Task goal:
Lift out all lines below that contain "abbr".
[Extracted entries Boundary: Start]
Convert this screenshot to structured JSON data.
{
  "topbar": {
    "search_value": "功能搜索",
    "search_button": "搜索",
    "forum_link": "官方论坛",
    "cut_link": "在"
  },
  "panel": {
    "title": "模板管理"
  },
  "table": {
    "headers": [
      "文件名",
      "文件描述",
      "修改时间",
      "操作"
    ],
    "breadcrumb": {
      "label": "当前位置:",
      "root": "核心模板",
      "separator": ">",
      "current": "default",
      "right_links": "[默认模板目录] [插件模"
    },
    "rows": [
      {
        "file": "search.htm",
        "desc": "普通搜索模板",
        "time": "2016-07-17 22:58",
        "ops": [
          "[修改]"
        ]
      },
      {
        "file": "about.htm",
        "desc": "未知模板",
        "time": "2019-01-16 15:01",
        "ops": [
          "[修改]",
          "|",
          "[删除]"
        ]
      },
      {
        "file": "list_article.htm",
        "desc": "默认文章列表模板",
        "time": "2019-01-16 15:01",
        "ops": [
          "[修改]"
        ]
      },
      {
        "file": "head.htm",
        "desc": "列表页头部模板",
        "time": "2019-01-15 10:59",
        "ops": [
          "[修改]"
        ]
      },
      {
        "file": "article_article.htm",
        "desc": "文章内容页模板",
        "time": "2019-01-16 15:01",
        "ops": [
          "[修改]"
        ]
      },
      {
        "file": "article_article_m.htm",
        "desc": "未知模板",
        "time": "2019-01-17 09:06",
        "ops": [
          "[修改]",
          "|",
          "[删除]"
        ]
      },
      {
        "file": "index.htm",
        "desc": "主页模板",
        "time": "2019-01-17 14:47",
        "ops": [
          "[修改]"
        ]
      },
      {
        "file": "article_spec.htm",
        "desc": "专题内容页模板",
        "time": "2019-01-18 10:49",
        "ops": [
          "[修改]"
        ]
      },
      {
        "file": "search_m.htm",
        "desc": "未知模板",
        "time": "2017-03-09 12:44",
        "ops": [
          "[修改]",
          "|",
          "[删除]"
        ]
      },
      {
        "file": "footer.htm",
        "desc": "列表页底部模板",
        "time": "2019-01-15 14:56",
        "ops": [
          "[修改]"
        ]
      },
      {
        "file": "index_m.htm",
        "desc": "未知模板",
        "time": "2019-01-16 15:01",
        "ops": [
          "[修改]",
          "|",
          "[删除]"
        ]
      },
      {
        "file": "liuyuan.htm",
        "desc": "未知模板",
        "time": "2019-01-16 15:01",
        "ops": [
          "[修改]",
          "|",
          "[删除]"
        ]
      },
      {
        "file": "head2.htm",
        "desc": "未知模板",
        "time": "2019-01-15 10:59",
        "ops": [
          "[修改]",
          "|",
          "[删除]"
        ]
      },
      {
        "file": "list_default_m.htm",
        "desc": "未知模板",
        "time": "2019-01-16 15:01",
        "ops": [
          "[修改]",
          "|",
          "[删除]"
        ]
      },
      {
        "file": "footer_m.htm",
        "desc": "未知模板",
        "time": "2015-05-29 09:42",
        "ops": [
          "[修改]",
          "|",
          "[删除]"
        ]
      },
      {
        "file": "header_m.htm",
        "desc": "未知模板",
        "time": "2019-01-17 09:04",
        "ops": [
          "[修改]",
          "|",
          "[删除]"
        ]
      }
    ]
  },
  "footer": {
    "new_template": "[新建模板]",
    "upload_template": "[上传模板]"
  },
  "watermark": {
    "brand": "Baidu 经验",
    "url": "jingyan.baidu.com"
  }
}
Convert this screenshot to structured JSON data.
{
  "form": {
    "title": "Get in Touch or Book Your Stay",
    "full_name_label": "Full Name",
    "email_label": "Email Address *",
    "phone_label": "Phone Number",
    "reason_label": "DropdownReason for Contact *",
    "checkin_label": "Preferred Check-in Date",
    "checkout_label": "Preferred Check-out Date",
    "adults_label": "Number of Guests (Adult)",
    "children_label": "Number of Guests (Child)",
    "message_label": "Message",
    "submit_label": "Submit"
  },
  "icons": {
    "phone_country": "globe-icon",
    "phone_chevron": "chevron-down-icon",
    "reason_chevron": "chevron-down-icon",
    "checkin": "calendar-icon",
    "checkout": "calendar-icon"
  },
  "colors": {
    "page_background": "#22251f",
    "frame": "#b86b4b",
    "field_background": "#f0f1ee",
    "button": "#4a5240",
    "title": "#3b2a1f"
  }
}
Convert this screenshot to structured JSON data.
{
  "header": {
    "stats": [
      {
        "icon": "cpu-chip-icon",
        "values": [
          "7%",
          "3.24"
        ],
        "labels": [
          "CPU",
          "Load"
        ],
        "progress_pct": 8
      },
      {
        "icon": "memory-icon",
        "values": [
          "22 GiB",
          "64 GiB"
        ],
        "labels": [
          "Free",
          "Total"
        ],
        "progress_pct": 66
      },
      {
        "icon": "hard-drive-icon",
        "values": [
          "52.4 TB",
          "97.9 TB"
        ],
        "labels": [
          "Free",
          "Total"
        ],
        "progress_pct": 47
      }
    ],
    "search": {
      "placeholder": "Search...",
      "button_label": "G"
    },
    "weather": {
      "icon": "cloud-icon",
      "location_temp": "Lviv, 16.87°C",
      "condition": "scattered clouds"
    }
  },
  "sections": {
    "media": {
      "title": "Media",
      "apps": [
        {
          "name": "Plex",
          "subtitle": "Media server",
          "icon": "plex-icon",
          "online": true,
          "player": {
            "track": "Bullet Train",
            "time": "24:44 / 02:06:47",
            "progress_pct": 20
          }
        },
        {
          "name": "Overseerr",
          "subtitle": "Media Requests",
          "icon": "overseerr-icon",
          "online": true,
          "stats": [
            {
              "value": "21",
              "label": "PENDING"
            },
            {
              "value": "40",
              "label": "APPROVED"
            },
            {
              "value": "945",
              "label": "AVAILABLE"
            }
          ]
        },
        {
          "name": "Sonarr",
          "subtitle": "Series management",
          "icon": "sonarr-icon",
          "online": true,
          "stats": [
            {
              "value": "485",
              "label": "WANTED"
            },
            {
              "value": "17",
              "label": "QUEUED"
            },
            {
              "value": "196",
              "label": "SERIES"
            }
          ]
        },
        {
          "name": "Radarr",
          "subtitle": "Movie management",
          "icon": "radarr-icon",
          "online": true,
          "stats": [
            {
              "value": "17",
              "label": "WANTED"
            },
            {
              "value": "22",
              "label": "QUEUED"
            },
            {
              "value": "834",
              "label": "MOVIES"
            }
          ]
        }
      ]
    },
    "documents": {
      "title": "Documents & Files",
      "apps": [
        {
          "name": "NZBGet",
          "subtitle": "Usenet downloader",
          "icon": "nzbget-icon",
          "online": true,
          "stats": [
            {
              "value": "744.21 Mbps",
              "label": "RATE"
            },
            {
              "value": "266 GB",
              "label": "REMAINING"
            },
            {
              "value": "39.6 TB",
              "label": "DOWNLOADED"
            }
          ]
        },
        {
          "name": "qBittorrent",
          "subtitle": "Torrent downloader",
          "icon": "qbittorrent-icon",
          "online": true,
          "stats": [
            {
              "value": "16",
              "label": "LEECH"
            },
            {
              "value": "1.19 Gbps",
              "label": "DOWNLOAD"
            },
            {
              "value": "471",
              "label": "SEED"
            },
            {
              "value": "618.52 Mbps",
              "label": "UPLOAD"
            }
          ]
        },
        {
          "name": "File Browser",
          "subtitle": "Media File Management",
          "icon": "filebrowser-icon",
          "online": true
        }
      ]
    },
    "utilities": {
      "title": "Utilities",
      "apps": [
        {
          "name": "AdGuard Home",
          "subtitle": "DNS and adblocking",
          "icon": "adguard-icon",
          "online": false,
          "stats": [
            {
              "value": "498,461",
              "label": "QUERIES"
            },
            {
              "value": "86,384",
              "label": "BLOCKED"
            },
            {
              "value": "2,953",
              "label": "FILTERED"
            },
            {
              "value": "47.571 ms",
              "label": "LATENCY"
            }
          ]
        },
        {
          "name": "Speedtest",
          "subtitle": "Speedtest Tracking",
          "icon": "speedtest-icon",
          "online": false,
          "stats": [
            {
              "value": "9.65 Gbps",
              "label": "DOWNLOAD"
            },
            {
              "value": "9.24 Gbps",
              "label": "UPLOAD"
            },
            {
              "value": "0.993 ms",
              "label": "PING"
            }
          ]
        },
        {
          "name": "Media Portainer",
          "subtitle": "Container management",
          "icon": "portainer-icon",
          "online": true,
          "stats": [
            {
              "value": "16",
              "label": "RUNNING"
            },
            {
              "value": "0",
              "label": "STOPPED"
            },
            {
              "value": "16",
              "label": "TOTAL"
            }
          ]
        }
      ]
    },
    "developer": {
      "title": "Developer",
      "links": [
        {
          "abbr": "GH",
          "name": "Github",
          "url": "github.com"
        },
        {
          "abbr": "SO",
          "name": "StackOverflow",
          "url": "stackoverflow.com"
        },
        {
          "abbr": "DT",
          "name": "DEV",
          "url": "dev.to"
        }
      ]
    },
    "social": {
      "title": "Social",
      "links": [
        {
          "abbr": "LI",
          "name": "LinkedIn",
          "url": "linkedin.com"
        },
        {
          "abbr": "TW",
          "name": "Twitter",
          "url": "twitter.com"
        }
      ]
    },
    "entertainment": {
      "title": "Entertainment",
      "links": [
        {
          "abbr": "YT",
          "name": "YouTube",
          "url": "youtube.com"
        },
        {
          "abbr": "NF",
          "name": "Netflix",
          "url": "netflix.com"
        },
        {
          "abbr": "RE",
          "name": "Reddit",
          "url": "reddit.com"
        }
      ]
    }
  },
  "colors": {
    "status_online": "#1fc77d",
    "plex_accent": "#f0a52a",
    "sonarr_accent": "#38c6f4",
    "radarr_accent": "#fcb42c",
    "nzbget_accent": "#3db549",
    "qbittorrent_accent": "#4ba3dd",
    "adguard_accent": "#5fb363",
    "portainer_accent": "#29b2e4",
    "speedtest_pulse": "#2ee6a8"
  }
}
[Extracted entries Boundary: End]
Solution:
          "abbr": "GH",
          "abbr": "SO",
          "abbr": "DT",
          "abbr": "LI",
          "abbr": "TW",
          "abbr": "YT",
          "abbr": "NF",
          "abbr": "RE",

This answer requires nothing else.